Netflix doing booming business in Canada, industry research reports suggest by Emily Jackson
Apr 17, 2018
Source: Windsor Star
Netflix Inc.’s official Canadian subscriber numbers may be top secret, but new estimates suggest the online streaming service is booming north of the border with more than 6 million customers.
Two independent reports released Tuesday by Toronto-based Solutions Research Group (SRG) and Victoria-based Convergence Research Group estimate a growing Canadian user base for the Los Gatos, Calif., company.
“Post Christmas in early 2018, we’ve seen a record jump in Netflix use,” SRG stated in its research note on digital life based on a February online survey of 1,000 Canadians older than 12.
More than half of Canadian households with an internet subscription (57 per cent or 6.7 million) said they streamed Netflix in the past month, up from 48 per cent in October. SRG estimated Netflix’s total subscriber count at 6.1 million in Canada, excluding multiple households that use the same account.
Convergence Research Group estimates an even higher number of Canadian Netflix subscribers at 6.7 million, up from 6.4 million at the end of 2017, founder Brahm Eiley said in an email.
The reports came a day after Netflix announced that it had 7.4 million new subscribers in first quarter — 5.46 million based outside the U.S. That’s a 50 per cent increase from last year despite price increases that helped boost streaming revenue 43 per cent to US$3.6 billion. Those results sent the company’s shares soaring up more than nine per cent on Tuesday, closing at US$336.06 in New York.
The growth comes as Canadian telecom and cable providers increasingly focus on selling high-speed internet products — all the better to stream video content on multiple devices — as television subscription revenue stagnates.
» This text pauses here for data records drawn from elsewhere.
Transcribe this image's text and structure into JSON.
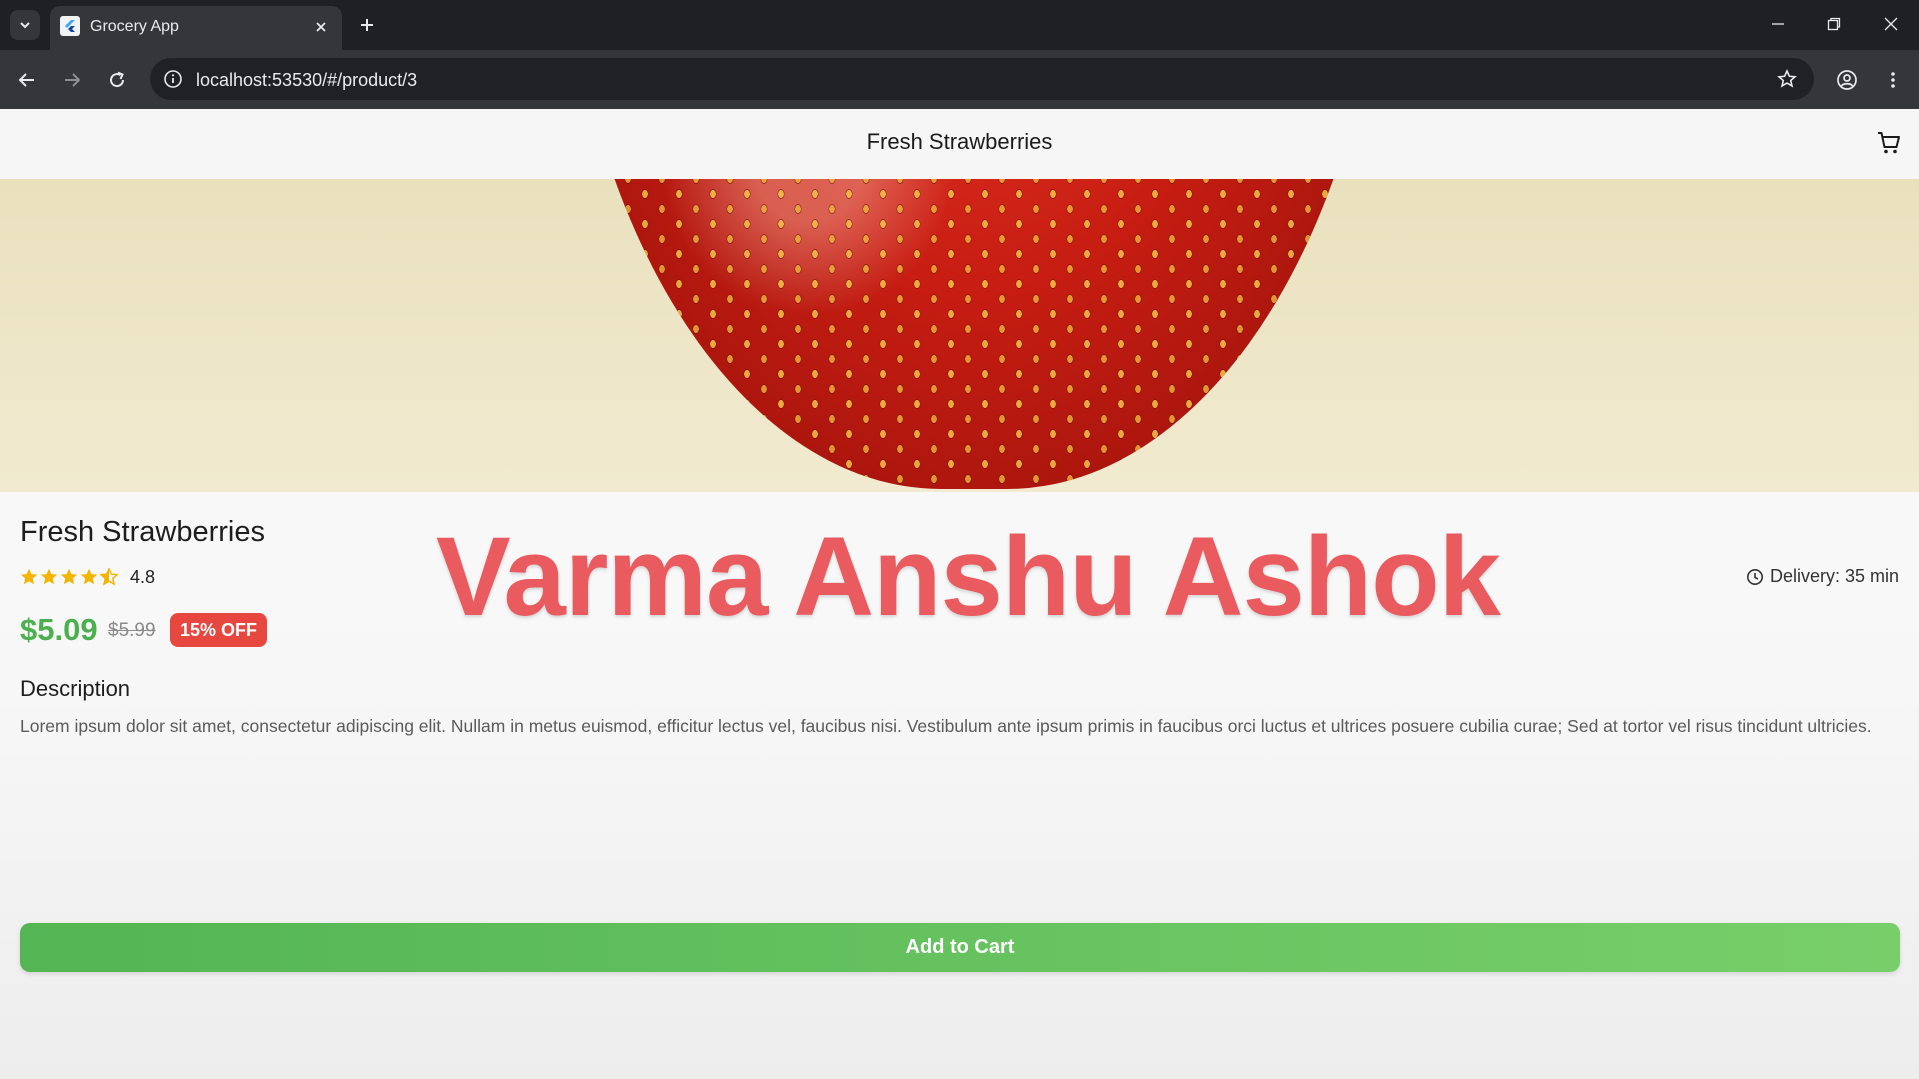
{
  "browser": {
    "tab_title": "Grocery App",
    "url": "localhost:53530/#/product/3"
  },
  "app": {
    "appbar_title": "Fresh Strawberries",
    "product": {
      "name": "Fresh Strawberries",
      "rating": "4.8",
      "rating_value": 4.5,
      "delivery": "Delivery: 35 min",
      "price": "$5.09",
      "old_price": "$5.99",
      "discount": "15% OFF"
    },
    "watermark": "Varma Anshu Ashok",
    "description": {
      "heading": "Description",
      "text": "Lorem ipsum dolor sit amet, consectetur adipiscing elit. Nullam in metus euismod, efficitur lectus vel, faucibus nisi. Vestibulum ante ipsum primis in faucibus orci luctus et ultrices posuere cubilia curae; Sed at tortor vel risus tincidunt ultricies."
    },
    "add_to_cart_label": "Add to Cart"
  },
  "colors": {
    "price": "#4caf50",
    "discount_badge": "#e8473f",
    "star": "#f4b400",
    "watermark": "#e95b5e"
  }
}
Its ever-larger presence is forcing the government and creative industries to grapple with disruption in the production and consumption of Canadian content.
More Canadians are exclusively relying on the internet and forgoing TV subscriptions, SRG reported.
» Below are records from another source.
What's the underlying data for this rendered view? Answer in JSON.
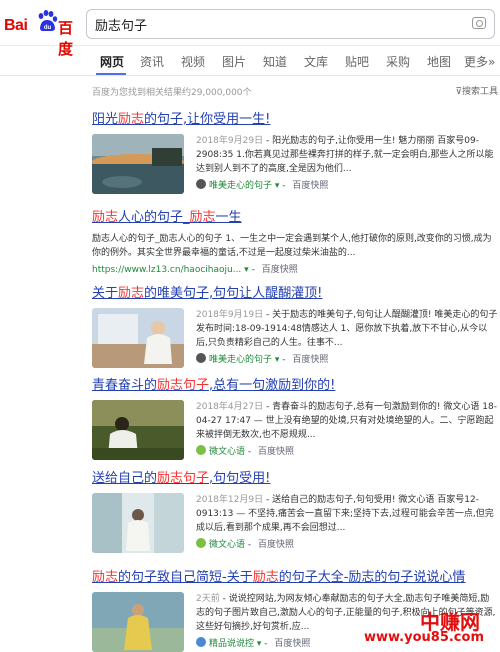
{
  "brand": {
    "logo_text_left": "Bai",
    "logo_text_right": "百度",
    "logo_paw_text": "du"
  },
  "search": {
    "query": "励志句子"
  },
  "tabs": [
    {
      "label": "网页",
      "active": true
    },
    {
      "label": "资讯"
    },
    {
      "label": "视频"
    },
    {
      "label": "图片"
    },
    {
      "label": "知道"
    },
    {
      "label": "文库"
    },
    {
      "label": "贴吧"
    },
    {
      "label": "采购"
    },
    {
      "label": "地图"
    },
    {
      "label": "更多»"
    }
  ],
  "result_count": "百度为您找到相关结果约29,000,000个",
  "search_tools": "搜索工具",
  "results": [
    {
      "title_pre": "阳光",
      "title_em": "励志",
      "title_post": "的句子,让你受用一生!",
      "date": "2018年9月29日",
      "desc": " - 阳光励志的句子,让你受用一生! 魅力丽丽 百家号09-2908:35 1.你若真见过那些裸奔打拼的样子,就一定会明白,那些人之所以能达到别人到不了的高度,全是因为他们...",
      "source": "唯美走心的句子",
      "kuaizhao": "百度快照"
    },
    {
      "title_pre": "",
      "title_em": "励志",
      "title_mid": "人心的句子_",
      "title_em2": "励志",
      "title_post": "一生",
      "desc": "励志人心的句子_励志人心的句子 1、一生之中一定会遇到某个人,他打破你的原则,改变你的习惯,成为你的例外。其实全世界最幸福的童话,不过是一起度过柴米油盐的...",
      "url": "https://www.lz13.cn/haocihaoju...",
      "kuaizhao": "百度快照"
    },
    {
      "title_pre": "关于",
      "title_em": "励志",
      "title_post": "的唯美句子,句句让人醍醐灌顶!",
      "date": "2018年9月19日",
      "desc": " - 关于励志的唯美句子,句句让人醍醐灌顶! 唯美走心的句子 发布时间:18-09-1914:48情感达人 1、愿你放下执着,放下不甘心,从今以后,只负责精彩自己的人生。往事不...",
      "source": "唯美走心的句子",
      "kuaizhao": "百度快照"
    },
    {
      "title_pre": "青春奋斗的",
      "title_em": "励志句子",
      "title_post": ",总有一句激励到你的!",
      "date": "2018年4月27日",
      "desc": " - 青春奋斗的励志句子,总有一句激励到你的! 微文心语 18-04-27 17:47 — 世上没有绝望的处境,只有对处境绝望的人。二、宁愿跑起来被拌倒无数次,也不愿规规...",
      "source": "微文心语",
      "kuaizhao": "百度快照"
    },
    {
      "title_pre": "送给自己的",
      "title_em": "励志句子",
      "title_post": ",句句受用!",
      "date": "2018年12月9日",
      "desc": " - 送给自己的励志句子,句句受用! 微文心语 百家号12-0913:13 — 不坚持,痛苦会一直留下来;坚持下去,过程可能会辛苦一点,但完成以后,看到那个成果,再不会回想过...",
      "source": "微文心语",
      "kuaizhao": "百度快照"
    },
    {
      "title_pre": "",
      "title_em": "励志",
      "title_mid": "的句子致自己简短-关于",
      "title_em2": "励志",
      "title_post": "的句子大全-励志的句子说说心情",
      "date": "2天前",
      "desc": " - 说说控网站,为网友倾心奉献励志的句子大全,励志句子唯美简短,励志的句子图片致自己,激励人心的句子,正能量的句子,积极向上的句子等资源,这些好句摘抄,好句赏析,应...",
      "source": "精品说说控",
      "kuaizhao": "百度快照"
    }
  ],
  "watermark": {
    "line1": "中赚网",
    "line2": "www.you85.com"
  },
  "colors": {
    "link": "#2440b3",
    "highlight": "#f73131",
    "url_green": "#1f8a3a",
    "brand_red": "#e10601",
    "tab_active": "#4e6ef2"
  }
}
“We’ve observed the highest level of single-play internet-only households (no paid TV) we have ever seen in Canada,” SRG stated.
About one in five (19.6 per cent) of households with internet did not have a TV subscription, up from 16.5 per cent last year and 10.5 per cent five years ago.
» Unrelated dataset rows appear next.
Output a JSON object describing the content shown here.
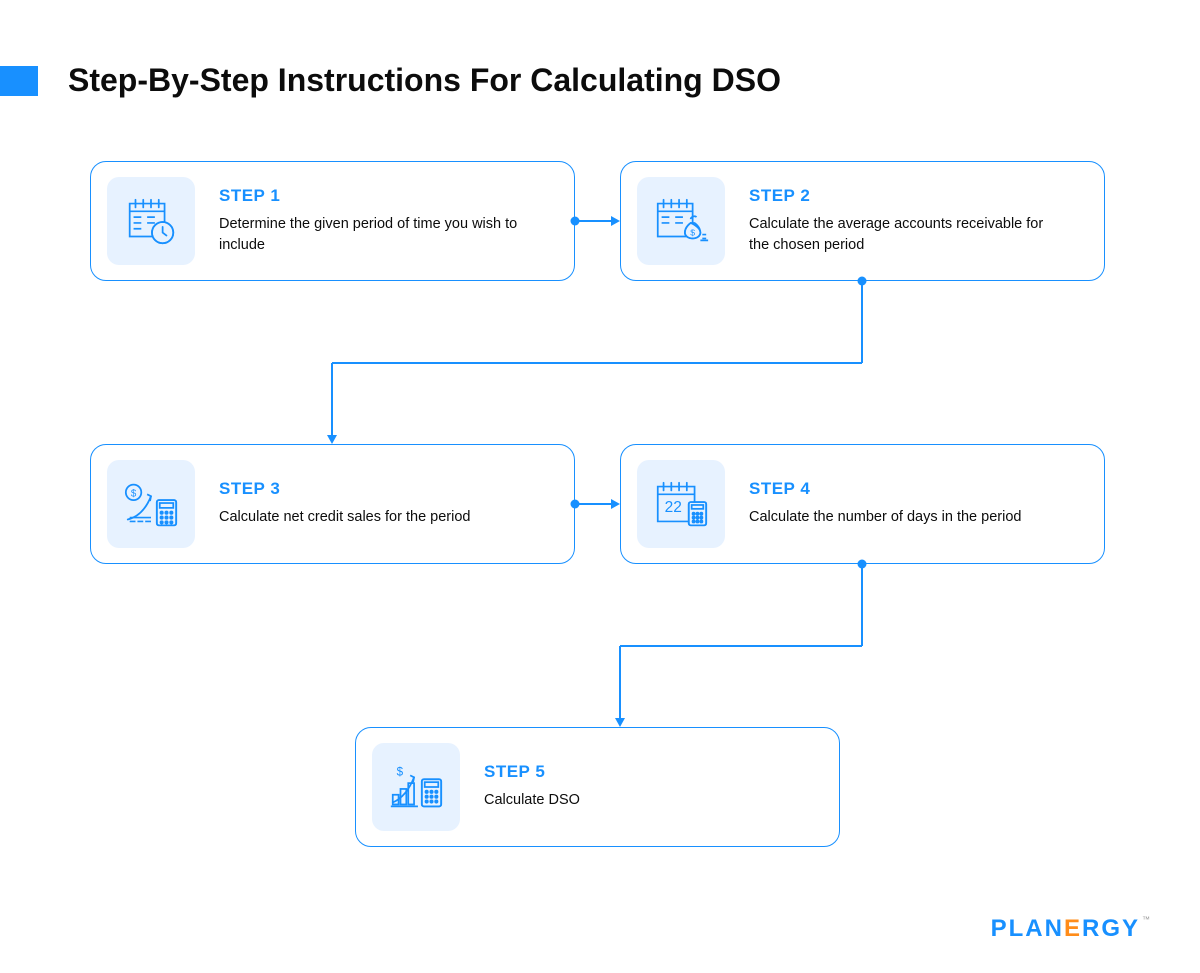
{
  "title": "Step-By-Step Instructions For Calculating DSO",
  "steps": [
    {
      "label": "STEP 1",
      "desc": "Determine the given period of time you wish to include",
      "icon": "calendar-clock-icon"
    },
    {
      "label": "STEP 2",
      "desc": "Calculate the average accounts receivable for the chosen period",
      "icon": "calendar-money-icon"
    },
    {
      "label": "STEP 3",
      "desc": "Calculate net credit sales for the period",
      "icon": "growth-calculator-icon"
    },
    {
      "label": "STEP 4",
      "desc": "Calculate the number of days in the period",
      "icon": "calendar-days-icon"
    },
    {
      "label": "STEP 5",
      "desc": "Calculate DSO",
      "icon": "chart-calculator-icon"
    }
  ],
  "brand": {
    "name": "PLANERGY",
    "accent_char_index": 4
  },
  "colors": {
    "primary": "#1890ff",
    "icon_bg": "#e7f2ff",
    "text": "#0c0c0c",
    "brand_accent": "#ff8c1a"
  }
}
Even those with TV subscriptions opt to sign up for online streaming as well, with 58 per cent also subscribing to services such as Netflix, Club Illico and Sportsnet Now, according to CBC/Radio-Canada’s Media Technology Monitor fall survey.
Netflix may be the largest, but it’s just one of 24 over-the-top video providers in Canada such as CraveTV, DAZN and Amazon Prime. Revenue for the entire streaming industry surged 29 per cent to $872 million in 2017, according to Convergence estimates. (It did not include revenue from Amazon Prime, as that service didn’t increase its price when it added video content to the membership.)
“We forecast in 2020 there will be more (over-the-top) subscriber households than TV subscribers in Canada,” Eiley said.
Television subscribers are slowly dwindling in Canada, according to research reports, financial statements and the federal broadcast regulator. The Canadian Radio-television and Telecommunications Commission said 76.2 per cent of households subscribed to TV packages as of Aug. 31, 2016, down from 82.8 per cent in 2012. Convergence estimates that percentage dropped to 71.9 per cent by the end of 2017.
Eiley predicts it could get even tougher for TV providers as more online streaming players enter the market. CBS All Access announced plans to come to Canada in June, and Disney plans to stream its content directly to consumers by 2019, although it’s unclear when or whether it will offer the service in Canada.